It is a well-known fact that drinking and driving is the number one killer of teenagers in the nation. Cell phone usage while driving is running a close second, but drinking and driving is still the number one cause. It is very important that you talk to your teenager about the dangers of drinking when driving. While it may be hard to talk to your teen, it is important that you do so for not only their safety, but the safety of others on the road with them.
Read on below for some tips for having this difficult conversation with your teen driver.
Higher Insurance Rates
While not the worst thing that can happen from drinking and driving, higher insurance rates and a suspended license is certainly an expensive one. Make sure to stress the fact that the teen’s insurance rates will skyrocket and that they will lose their license for a certain amount of time, not to mention the fact that they will be spending the night in a cell as well. If you look at SR22 quotes online, you can see how insurance policies for at-risk drivers include higher rates and more restrictions.
Share the Facts and Statistics
Don’t sugar coat the facts. Let your teen know the statistics on deaths that are related to drinking and getting behind the wheel. If you need to pull up images of accidents online and show them to your teen driver, then do so. The shock value will be significant, and it just might save your teen’s life in the future.

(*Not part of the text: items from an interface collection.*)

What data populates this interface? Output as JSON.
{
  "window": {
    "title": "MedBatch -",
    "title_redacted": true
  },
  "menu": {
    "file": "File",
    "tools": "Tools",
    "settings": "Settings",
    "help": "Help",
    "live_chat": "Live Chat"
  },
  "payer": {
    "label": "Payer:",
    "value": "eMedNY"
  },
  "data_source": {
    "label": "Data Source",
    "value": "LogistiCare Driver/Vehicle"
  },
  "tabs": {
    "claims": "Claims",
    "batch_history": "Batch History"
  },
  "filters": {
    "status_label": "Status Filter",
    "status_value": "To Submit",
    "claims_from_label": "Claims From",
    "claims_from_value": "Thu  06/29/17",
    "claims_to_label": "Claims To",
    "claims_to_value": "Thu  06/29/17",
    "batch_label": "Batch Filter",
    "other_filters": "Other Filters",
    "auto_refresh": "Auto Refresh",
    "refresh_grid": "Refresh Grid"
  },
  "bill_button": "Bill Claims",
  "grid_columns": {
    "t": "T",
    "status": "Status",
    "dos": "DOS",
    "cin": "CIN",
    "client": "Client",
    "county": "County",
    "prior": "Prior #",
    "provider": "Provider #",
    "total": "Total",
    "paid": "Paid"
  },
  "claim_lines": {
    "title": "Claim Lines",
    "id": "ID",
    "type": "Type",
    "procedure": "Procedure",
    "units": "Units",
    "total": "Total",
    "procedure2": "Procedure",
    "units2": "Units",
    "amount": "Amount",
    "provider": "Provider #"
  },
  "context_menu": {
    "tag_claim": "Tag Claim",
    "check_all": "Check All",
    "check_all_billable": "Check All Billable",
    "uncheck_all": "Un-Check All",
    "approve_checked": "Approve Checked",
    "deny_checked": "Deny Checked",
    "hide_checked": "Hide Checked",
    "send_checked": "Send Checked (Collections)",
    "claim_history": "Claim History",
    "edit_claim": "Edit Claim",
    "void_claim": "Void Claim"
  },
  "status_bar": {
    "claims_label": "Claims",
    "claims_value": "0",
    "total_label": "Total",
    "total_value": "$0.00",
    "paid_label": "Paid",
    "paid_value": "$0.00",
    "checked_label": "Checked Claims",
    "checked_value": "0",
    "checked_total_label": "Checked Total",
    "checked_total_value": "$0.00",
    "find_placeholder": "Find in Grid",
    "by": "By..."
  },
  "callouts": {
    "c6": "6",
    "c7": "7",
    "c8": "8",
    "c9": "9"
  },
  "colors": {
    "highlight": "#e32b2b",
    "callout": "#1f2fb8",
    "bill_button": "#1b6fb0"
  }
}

Set Clear, Ironclad Rules
There can be no being wishy-washiness when it comes to talking to your teen about the dangers of drinking and then driving home or anywhere else. Set rules that are clear and will not change no matter what. Not only should you stress the dangers of driving while drunk, but stress the dangers of getting into a car with someone that has had even one drink. If you find out that your child is doing either one, put your foot down, ground them, and take their keys as well.
Create a Code
Many teens don’t call their parents to come get them from parties when they have been drinking because they are too embarrassed to do so in front of their friends. If you set up a code word or phrase to use, then they are more likely to call you. Make sure that your teen knows that nothing will be said or done to them if they call you to come pick them up, no matter what time it is. Ensuring your teen driver that calling you is an option and will not result in punishment will go a long way towards keeping them safe.
Stress the Possibility of Death
There are very few teens out there who don’t think they are invincible. The “it can’t happen to me” mentality is common in teenagers. Talk realistically and frankly with your teen about the possibility of him or his friends dying in a drunk driving accident.
These are just a few tips to help you talk to your teen about drinking and driving. From higher insurance rates to the possibility of losing their lives, stress the importance of your kid’s safety for your own peace of mind.